hey change us?

The second important theme concerns what we mean by “information” and how it relates to other concepts such as knowledge, wisdom, facts and experience. While information is a relatively new concept, some of the current debates are echoes of debates that are centuries old.

Finally, technologies of information raise various ethical and political concerns. Who should control information? Should anybody be able to own it? What sorts of information ought to be available? To whom? What is the good of information, anyway?

Required Textbook:

Herder, J., Rousseau, J. J. 1986. On the Origin of Language.
Bradbury, R. 1967. Fahrenheit 451.
Woolf, V. 1989. A Room of One’s Own.
Roszak, T. 1986. The Cult of Information.

Link to Syllabus:

http://www.hawaii.edu/lis/content/syllabi/694_richardson.pdf

Information Needs, Searching, and Presentation: Fall 2011

Instructor:

William Jones

School:

University of Washington

Semester:

Fall 2011

Description:
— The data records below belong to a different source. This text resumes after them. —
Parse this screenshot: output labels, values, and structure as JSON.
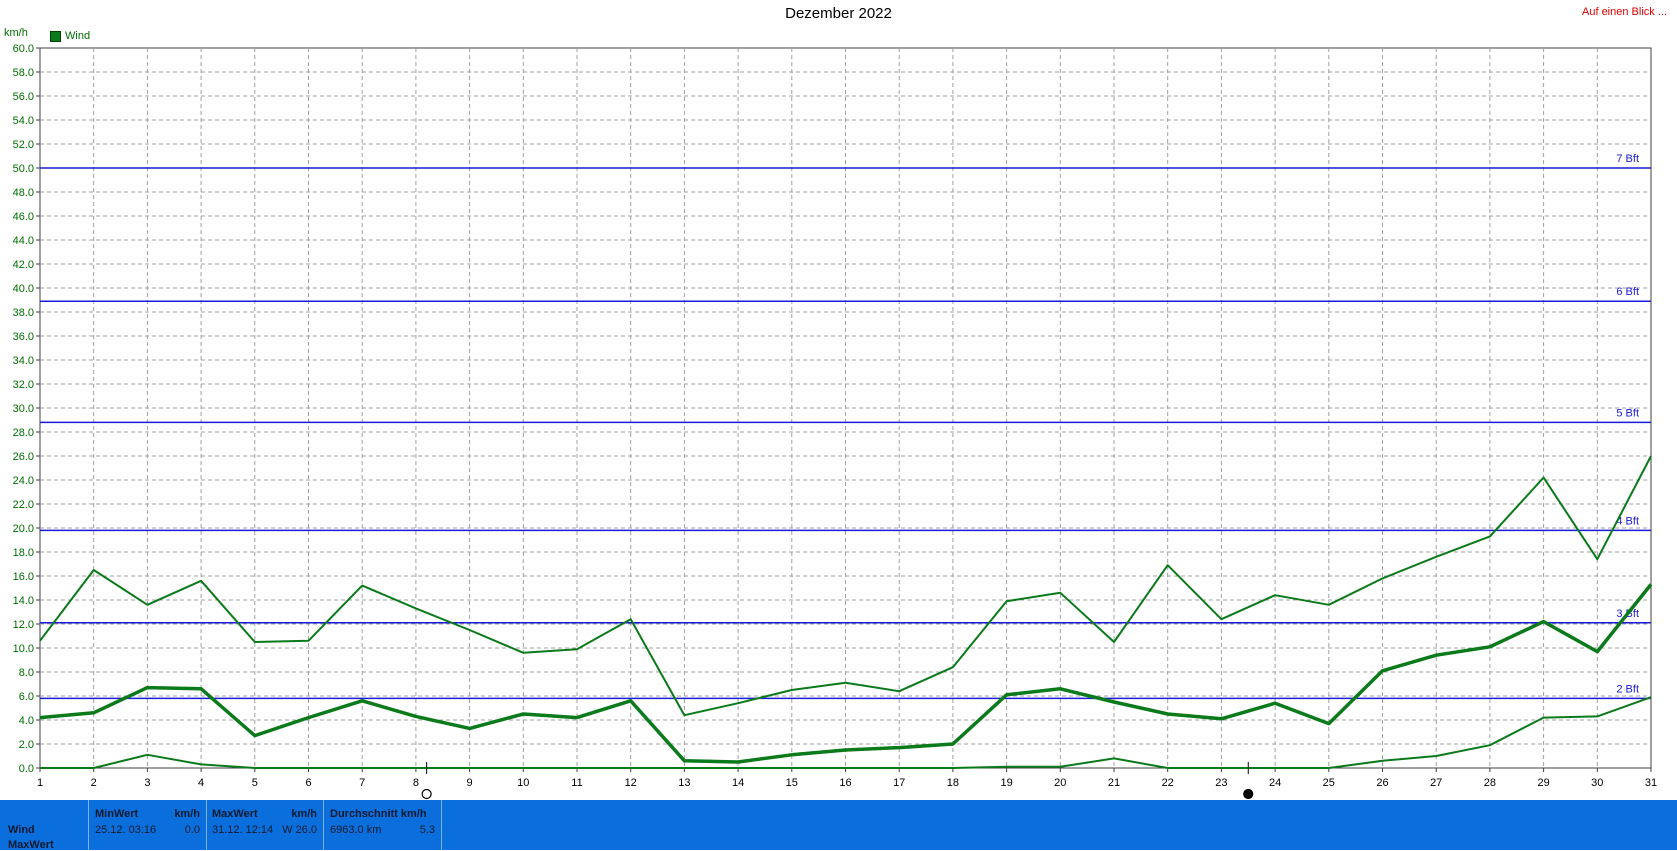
{
  "header": {
    "title": "Dezember 2022",
    "link": "Auf einen Blick ...",
    "unit": "km/h",
    "legend": "Wind"
  },
  "chart_data": {
    "type": "line",
    "title": "Dezember 2022",
    "ylabel": "km/h",
    "xlabel": "",
    "ylim": [
      0,
      60
    ],
    "yticks": [
      "0.0",
      "2.0",
      "4.0",
      "6.0",
      "8.0",
      "10.0",
      "12.0",
      "14.0",
      "16.0",
      "18.0",
      "20.0",
      "22.0",
      "24.0",
      "26.0",
      "28.0",
      "30.0",
      "32.0",
      "34.0",
      "36.0",
      "38.0",
      "40.0",
      "42.0",
      "44.0",
      "46.0",
      "48.0",
      "50.0",
      "52.0",
      "54.0",
      "56.0",
      "58.0",
      "60.0"
    ],
    "x": [
      1,
      2,
      3,
      4,
      5,
      6,
      7,
      8,
      9,
      10,
      11,
      12,
      13,
      14,
      15,
      16,
      17,
      18,
      19,
      20,
      21,
      22,
      23,
      24,
      25,
      26,
      27,
      28,
      29,
      30,
      31
    ],
    "grid": true,
    "legend_position": "top-left",
    "series": [
      {
        "name": "Wind",
        "role": "max",
        "color": "#0a7a1a",
        "width": 2,
        "values": [
          10.6,
          16.5,
          13.6,
          15.6,
          10.5,
          10.6,
          15.2,
          13.3,
          11.5,
          9.6,
          9.9,
          12.4,
          4.4,
          5.4,
          6.5,
          7.1,
          6.4,
          8.4,
          13.9,
          14.6,
          10.5,
          16.9,
          12.4,
          14.4,
          13.6,
          15.8,
          17.6,
          19.3,
          24.2,
          17.4,
          26.0
        ]
      },
      {
        "name": "Wind",
        "role": "avg",
        "color": "#0a7a1a",
        "width": 3.5,
        "values": [
          4.2,
          4.6,
          6.7,
          6.6,
          2.7,
          4.2,
          5.6,
          4.3,
          3.3,
          4.5,
          4.2,
          5.6,
          0.6,
          0.5,
          1.1,
          1.5,
          1.7,
          2.0,
          6.1,
          6.6,
          5.5,
          4.5,
          4.1,
          5.4,
          3.7,
          8.1,
          9.4,
          10.1,
          12.2,
          9.7,
          15.3
        ]
      },
      {
        "name": "Wind",
        "role": "min",
        "color": "#0a7a1a",
        "width": 2,
        "values": [
          0.0,
          0.0,
          1.1,
          0.3,
          0.0,
          0.0,
          0.0,
          0.0,
          0.0,
          0.0,
          0.0,
          0.0,
          0.0,
          0.0,
          0.0,
          0.0,
          0.0,
          0.0,
          0.1,
          0.1,
          0.8,
          0.0,
          0.0,
          0.0,
          0.0,
          0.6,
          1.0,
          1.9,
          4.2,
          4.3,
          5.9
        ]
      }
    ],
    "bft_lines": [
      {
        "label": "2 Bft",
        "value": 5.8
      },
      {
        "label": "3 Bft",
        "value": 12.1
      },
      {
        "label": "4 Bft",
        "value": 19.8
      },
      {
        "label": "5 Bft",
        "value": 28.8
      },
      {
        "label": "6 Bft",
        "value": 38.9
      },
      {
        "label": "7 Bft",
        "value": 50.0
      }
    ],
    "moon_markers": [
      {
        "day": 8.2,
        "phase": "full"
      },
      {
        "day": 23.5,
        "phase": "new"
      }
    ],
    "colors": {
      "grid": "#a0a0a0",
      "bft": "#1a1ad8",
      "series": "#0a7a1a",
      "axis": "#404040"
    }
  },
  "stats": {
    "row_labels": [
      "Wind",
      "MaxWert"
    ],
    "min": {
      "header": "MinWert",
      "unit": "km/h",
      "time": "25.12.  03:16",
      "value": "0.0"
    },
    "max": {
      "header": "MaxWert",
      "unit": "km/h",
      "time": "31.12.  12:14",
      "value": "W 26.0"
    },
    "avg": {
      "header": "Durchschnitt km/h",
      "unit": "",
      "time": "6963.0 km",
      "value": "5.3"
    }
  }
}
We already all know something about Search. After the course, you should know more. Specifically you should know more about:
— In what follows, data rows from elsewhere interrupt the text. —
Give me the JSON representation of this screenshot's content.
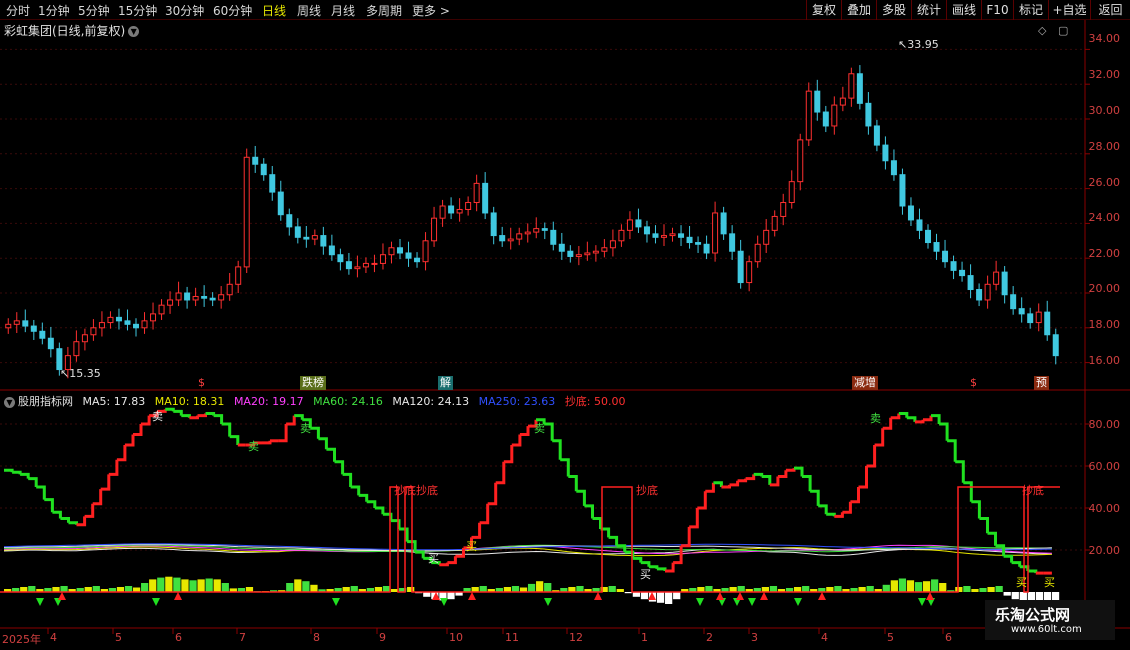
{
  "toolbar": {
    "period_tabs": [
      "分时",
      "1分钟",
      "5分钟",
      "15分钟",
      "30分钟",
      "60分钟",
      "日线",
      "周线",
      "月线",
      "多周期",
      "更多 >"
    ],
    "active_tab": "日线",
    "right_buttons": [
      "复权",
      "叠加",
      "多股",
      "统计",
      "画线",
      "F10",
      "标记",
      "+自选",
      "返回"
    ]
  },
  "main_chart": {
    "title": "彩虹集团(日线,前复权)",
    "high_label": "33.95",
    "low_label": "15.35",
    "y_ticks": [
      "34.00",
      "32.00",
      "30.00",
      "28.00",
      "26.00",
      "24.00",
      "22.00",
      "20.00",
      "18.00",
      "16.00"
    ],
    "markers": [
      "$",
      "跌榜",
      "解",
      "减增",
      "$",
      "预"
    ]
  },
  "indicator": {
    "name": "股朋指标网",
    "items": [
      {
        "label": "MA5: 17.83",
        "color": "#e8e8e8"
      },
      {
        "label": "MA10: 18.31",
        "color": "#e8e800"
      },
      {
        "label": "MA20: 19.17",
        "color": "#ff40ff"
      },
      {
        "label": "MA60: 24.16",
        "color": "#40e040"
      },
      {
        "label": "MA120: 24.13",
        "color": "#e8e8e8"
      },
      {
        "label": "MA250: 23.63",
        "color": "#3050ff"
      },
      {
        "label": "抄底: 50.00",
        "color": "#ff3030"
      }
    ],
    "y_ticks": [
      "80.00",
      "60.00",
      "40.00",
      "20.00"
    ],
    "signal_labels": [
      "抄底抄底",
      "抄底",
      "抄底"
    ],
    "buy_label": "买",
    "sell_label": "卖"
  },
  "x_axis": [
    "2025年",
    "4",
    "5",
    "6",
    "7",
    "8",
    "9",
    "10",
    "11",
    "12",
    "1",
    "2",
    "3",
    "4",
    "5",
    "6"
  ],
  "watermark": {
    "title": "乐淘公式网",
    "url": "www.60lt.com"
  },
  "chart_data": {
    "type": "candlestick",
    "title": "彩虹集团(日线,前复权)",
    "xlabel": "",
    "ylabel": "",
    "ylim": [
      15,
      35
    ],
    "x_ticks": [
      "2025年",
      "4",
      "5",
      "6",
      "7",
      "8",
      "9",
      "10",
      "11",
      "12",
      "1",
      "2",
      "3",
      "4",
      "5",
      "6"
    ],
    "annotated_high": 33.95,
    "annotated_low": 15.35,
    "close_series": [
      18.2,
      18.4,
      18.1,
      17.8,
      17.4,
      16.8,
      15.6,
      16.4,
      17.2,
      17.6,
      18.0,
      18.3,
      18.6,
      18.4,
      18.2,
      18.0,
      18.4,
      18.8,
      19.3,
      19.6,
      20.0,
      19.6,
      19.8,
      19.7,
      19.6,
      19.9,
      20.5,
      21.5,
      27.8,
      27.4,
      26.8,
      25.8,
      24.5,
      23.8,
      23.2,
      23.1,
      23.3,
      22.7,
      22.2,
      21.8,
      21.4,
      21.5,
      21.7,
      21.7,
      22.2,
      22.6,
      22.3,
      22.0,
      21.8,
      23.0,
      24.3,
      25.0,
      24.6,
      24.8,
      25.2,
      26.3,
      24.6,
      23.3,
      23.0,
      23.1,
      23.4,
      23.5,
      23.7,
      23.6,
      22.8,
      22.4,
      22.1,
      22.2,
      22.3,
      22.4,
      22.6,
      23.0,
      23.6,
      24.2,
      23.8,
      23.4,
      23.2,
      23.3,
      23.4,
      23.2,
      22.9,
      22.8,
      22.3,
      24.6,
      23.4,
      22.4,
      20.6,
      21.8,
      22.8,
      23.6,
      24.4,
      25.2,
      26.4,
      28.8,
      31.6,
      30.4,
      29.6,
      30.8,
      31.2,
      32.6,
      30.9,
      29.6,
      28.5,
      27.6,
      26.8,
      25.0,
      24.2,
      23.6,
      22.9,
      22.4,
      21.8,
      21.3,
      21.0,
      20.2,
      19.6,
      20.5,
      21.2,
      19.9,
      19.1,
      18.8,
      18.3,
      18.9,
      17.6,
      16.4
    ],
    "indicator_ylim": [
      0,
      100
    ],
    "indicator_series": [
      {
        "name": "MA5",
        "last": 17.83
      },
      {
        "name": "MA10",
        "last": 18.31
      },
      {
        "name": "MA20",
        "last": 19.17
      },
      {
        "name": "MA60",
        "last": 24.16
      },
      {
        "name": "MA120",
        "last": 24.13
      },
      {
        "name": "MA250",
        "last": 23.63
      },
      {
        "name": "抄底",
        "last": 50.0
      }
    ],
    "main_line": [
      58,
      57,
      56,
      54,
      50,
      44,
      38,
      35,
      33,
      32,
      36,
      42,
      49,
      56,
      63,
      70,
      75,
      80,
      84,
      86,
      87,
      86,
      84,
      83,
      84,
      85,
      84,
      80,
      74,
      70,
      70,
      71,
      71,
      72,
      72,
      80,
      84,
      82,
      78,
      73,
      68,
      62,
      56,
      50,
      46,
      43,
      40,
      37,
      34,
      30,
      24,
      19,
      16,
      14,
      13,
      14,
      17,
      21,
      26,
      33,
      42,
      52,
      62,
      70,
      75,
      79,
      82,
      80,
      72,
      63,
      55,
      48,
      41,
      35,
      30,
      26,
      22,
      19,
      16,
      14,
      12,
      11,
      10,
      14,
      22,
      31,
      40,
      48,
      52,
      50,
      51,
      53,
      54,
      56,
      55,
      51,
      55,
      58,
      59,
      55,
      48,
      41,
      37,
      36,
      38,
      43,
      50,
      60,
      70,
      78,
      83,
      85,
      83,
      81,
      82,
      84,
      80,
      72,
      62,
      52,
      43,
      35,
      28,
      22,
      17,
      14,
      12,
      10,
      9,
      9,
      9
    ]
  }
}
  • Search in all its many variations – in and outside the search “box”.
  • The different search strategies and techniques.
  • Choosing the right sources to search.
  • Perspectives on search including those of the end user, search service providers, content providers and IT implementers of search.
  • How search works. How is an index built? How are queries processed?
  • Needs assessment and search evaluation.

Required Textbook:

Morville, P., Callender, J., St. Laurent, S. 2010. Search Patterns.

Link to Syllabus:

http://courses.washington.edu/info320/au11/

Computer-Mediated Communications: Spring 2012

Instructor:

Mary E. Brown

School:

Southern Connecticut

Semester:

Spring 2012

Description:

A reading-intensive course on computer-mediated communication (CMC) and its applications in the dissemination of information and delivery of information services. In the context of existing theoretical frameworks and CMC research findings, the course reviews the advantages and disadvantages of CMC technologies as well as the long-term implications of CMC for the information professions.

Required Textbook:

Thurlow, C., Lengel, L., Tomic, A. 2009. Computer mediated communication: Social interaction and the internet.

Link to Syllabus:

http://ares.southernct.edu//ils/uploads/textWidget/wysiwyg/documents/ILS_538-S70-Syllabus-Spring_2012-Brown_Mary.pdf

Information-Seeking Behavior: Spring 2012

Instructor:

Eino Sierpe

School:

Southern Connecticut

Semester:

Spring 2012

Description:

How people acquire, store and use information they receive from their environment. Topics include behavioral, cognitive, and affective aspects of information-seeking. Applications to information systems and user instruction.

Required Textbook:

Marchionini, G. 1995. Information seeking in electronic environments.

Link to Syllabus:

http://www.southernct.edu/ils/uploads/textWidget/wysiwyg/documents/ILS_537-S70-Syllabus-Spring_2012-Sierpe_Eino.doc